Located in the heart of Clerken well in London and situated between the Hat & Feathers and Clerkenwell Green conservation areas, 63 Compton is a new 4-storey apartment building, created for Nord Development. It replaces a 2-storey disused electrical substation and adjoins a locally listed former public house. It is designed to Code for Sustainable Homes Level 4 and Lifetime Homes standards.
Due to the sensitive context, early discussions with Islington Planning Authority established that any proposal for the site needed to positively respond to the volume and materials of its neighbours. It was also important that the design enhanced the urban realm and filled the gap in the streetscape created by the substation’s receding stepped form and its separation from the adjacent building.
63 Compton responds by filling the full width of the site between the former public house and Compton Passage, a narrow pedestrian route to the east, and is built hard-up to the street edge. It reads as a three storey building on the street, aligning with the adjacent building parapet. A fourth storey is set back from the street, concealed behind a brick parapet and creating a generous terrace to the top floor apartment. At the rear the building is set back from the site boundary by two metres to create a ground floor terrace and large south facing balconies to the upper floor apartments.
The building is fully, easily and safely accessible at grade from the street and all the apartments are DDA compliant, with communal lift access and with level thresholds throughout and to the terrace and balconies to the rear. The open plan living spaces and arrangement of two bedrooms and adjacent two bathrooms provide flexibility in use to meet the varied requirements of residents and their visitors.
The ground floor apartment maximises the potential of the 3.6m ceiling height and the basement area of the former substation building, creating three interconnecting levels of space. These include a primary ground floor level comprising the living room, bedroom and two bathrooms set back from the street and opening onto a terrace at the rear; a kitchen/family room at lower ground floor adjacent to the street; and a second bedroom on the street side raised by one metre providing privacy. The apartment is designed to accommodate lift access to the lower ground floor if required.
The building is constructed of in-situ concrete and internally this is left exposed, with its robust character contrasted with a more refined palette of solid oak floors, Calacatta Oro marble and two warm grey tones of paint applied to plaster work and joinery.

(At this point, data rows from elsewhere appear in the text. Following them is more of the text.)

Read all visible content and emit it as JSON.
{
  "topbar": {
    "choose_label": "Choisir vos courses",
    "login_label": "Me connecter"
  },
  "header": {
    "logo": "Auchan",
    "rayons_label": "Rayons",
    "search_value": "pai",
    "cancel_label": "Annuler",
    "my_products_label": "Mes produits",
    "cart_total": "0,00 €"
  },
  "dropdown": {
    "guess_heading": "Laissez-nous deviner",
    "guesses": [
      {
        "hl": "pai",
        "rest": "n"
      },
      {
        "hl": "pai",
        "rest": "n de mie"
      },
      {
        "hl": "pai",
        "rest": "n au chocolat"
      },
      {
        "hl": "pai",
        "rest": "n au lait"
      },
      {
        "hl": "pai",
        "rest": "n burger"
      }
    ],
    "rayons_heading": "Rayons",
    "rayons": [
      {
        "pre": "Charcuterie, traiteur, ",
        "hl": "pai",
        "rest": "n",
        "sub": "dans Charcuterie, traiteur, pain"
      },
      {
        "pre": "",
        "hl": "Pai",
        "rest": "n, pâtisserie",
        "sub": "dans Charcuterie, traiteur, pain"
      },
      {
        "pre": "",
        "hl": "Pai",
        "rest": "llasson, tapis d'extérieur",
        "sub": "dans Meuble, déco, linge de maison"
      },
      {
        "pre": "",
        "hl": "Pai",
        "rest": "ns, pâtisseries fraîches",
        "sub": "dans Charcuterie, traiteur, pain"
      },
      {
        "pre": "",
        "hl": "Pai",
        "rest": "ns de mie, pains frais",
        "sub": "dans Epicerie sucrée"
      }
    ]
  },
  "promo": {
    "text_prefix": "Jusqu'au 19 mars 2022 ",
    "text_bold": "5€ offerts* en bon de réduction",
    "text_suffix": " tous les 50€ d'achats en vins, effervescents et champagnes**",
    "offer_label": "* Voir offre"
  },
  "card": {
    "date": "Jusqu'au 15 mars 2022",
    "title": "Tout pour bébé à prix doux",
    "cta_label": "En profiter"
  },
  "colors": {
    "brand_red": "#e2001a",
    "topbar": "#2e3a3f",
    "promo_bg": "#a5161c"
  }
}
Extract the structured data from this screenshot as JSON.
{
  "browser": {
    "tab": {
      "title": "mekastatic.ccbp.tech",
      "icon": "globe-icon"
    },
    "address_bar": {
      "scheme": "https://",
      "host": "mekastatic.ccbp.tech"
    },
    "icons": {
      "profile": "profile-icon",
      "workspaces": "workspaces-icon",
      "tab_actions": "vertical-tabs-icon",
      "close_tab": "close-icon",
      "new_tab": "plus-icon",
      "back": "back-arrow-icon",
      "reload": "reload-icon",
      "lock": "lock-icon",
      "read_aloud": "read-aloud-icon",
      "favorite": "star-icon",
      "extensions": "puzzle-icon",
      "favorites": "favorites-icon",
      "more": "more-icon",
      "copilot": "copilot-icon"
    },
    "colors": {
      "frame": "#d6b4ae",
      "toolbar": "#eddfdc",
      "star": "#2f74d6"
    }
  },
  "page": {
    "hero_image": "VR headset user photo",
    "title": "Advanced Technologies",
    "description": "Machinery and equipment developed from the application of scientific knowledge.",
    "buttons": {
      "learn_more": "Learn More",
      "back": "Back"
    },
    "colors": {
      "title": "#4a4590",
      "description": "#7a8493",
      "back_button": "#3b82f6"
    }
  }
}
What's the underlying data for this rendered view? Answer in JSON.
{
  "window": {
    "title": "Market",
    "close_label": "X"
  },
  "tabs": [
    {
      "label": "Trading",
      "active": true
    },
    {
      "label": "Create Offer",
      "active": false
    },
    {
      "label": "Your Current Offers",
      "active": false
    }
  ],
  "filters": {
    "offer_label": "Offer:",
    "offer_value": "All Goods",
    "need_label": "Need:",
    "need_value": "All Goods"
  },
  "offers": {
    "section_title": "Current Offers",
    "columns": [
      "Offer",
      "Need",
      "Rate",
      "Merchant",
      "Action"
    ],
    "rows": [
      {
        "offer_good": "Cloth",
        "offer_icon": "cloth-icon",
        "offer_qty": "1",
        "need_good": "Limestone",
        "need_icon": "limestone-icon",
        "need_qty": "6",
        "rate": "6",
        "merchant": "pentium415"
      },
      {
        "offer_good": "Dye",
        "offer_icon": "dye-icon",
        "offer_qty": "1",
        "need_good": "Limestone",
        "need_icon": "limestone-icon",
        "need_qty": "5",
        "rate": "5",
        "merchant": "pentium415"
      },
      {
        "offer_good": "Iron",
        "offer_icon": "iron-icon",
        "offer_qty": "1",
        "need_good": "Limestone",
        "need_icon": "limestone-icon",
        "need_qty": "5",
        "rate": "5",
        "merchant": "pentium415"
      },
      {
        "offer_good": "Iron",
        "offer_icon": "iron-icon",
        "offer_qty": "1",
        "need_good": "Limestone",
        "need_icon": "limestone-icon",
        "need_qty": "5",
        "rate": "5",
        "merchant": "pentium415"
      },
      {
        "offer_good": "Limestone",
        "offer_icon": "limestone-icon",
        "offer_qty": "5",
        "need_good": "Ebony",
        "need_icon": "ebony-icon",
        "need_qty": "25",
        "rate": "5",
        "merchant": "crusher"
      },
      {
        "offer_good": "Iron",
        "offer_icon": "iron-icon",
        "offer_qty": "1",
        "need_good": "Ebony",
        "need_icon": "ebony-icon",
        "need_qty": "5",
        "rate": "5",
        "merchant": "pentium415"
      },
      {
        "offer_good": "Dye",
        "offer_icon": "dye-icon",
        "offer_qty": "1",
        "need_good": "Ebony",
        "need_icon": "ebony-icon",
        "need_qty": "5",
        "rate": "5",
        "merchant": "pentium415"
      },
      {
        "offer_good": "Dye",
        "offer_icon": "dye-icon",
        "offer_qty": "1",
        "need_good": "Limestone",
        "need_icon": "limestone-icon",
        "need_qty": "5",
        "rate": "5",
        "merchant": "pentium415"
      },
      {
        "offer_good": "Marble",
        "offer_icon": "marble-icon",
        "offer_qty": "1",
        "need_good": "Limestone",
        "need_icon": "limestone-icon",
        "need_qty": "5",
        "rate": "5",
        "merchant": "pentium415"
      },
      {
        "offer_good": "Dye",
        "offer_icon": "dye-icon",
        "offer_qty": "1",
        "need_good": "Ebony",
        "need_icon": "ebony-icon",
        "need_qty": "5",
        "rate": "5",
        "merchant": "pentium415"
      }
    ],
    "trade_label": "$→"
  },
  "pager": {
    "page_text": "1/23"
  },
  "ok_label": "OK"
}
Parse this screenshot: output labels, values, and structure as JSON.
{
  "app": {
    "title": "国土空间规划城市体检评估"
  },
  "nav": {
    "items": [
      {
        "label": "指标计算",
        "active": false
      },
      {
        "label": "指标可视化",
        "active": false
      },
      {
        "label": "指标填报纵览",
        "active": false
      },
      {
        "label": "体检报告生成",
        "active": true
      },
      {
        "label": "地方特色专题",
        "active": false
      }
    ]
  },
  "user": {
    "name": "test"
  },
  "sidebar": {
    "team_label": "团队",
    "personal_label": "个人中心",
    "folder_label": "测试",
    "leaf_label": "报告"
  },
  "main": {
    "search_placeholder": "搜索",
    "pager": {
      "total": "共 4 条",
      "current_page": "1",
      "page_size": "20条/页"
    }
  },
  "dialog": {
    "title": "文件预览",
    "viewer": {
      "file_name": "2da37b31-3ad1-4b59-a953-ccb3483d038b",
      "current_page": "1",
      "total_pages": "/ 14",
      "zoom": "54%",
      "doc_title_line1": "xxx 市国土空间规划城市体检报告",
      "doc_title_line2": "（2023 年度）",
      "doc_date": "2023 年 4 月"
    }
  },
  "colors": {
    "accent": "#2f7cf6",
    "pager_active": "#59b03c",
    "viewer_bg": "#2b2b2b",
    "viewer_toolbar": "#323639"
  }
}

Externally a high quality blue/red/silver glazed Janinhoff brick is used that reflects the general character of the context whilst also expressing the building as a new, crisp and contemporary contribution to the street scape.
The 538m² £1.3 million project commenced in 2010, construction started in November 2012 and the first residents occupied in May 2014.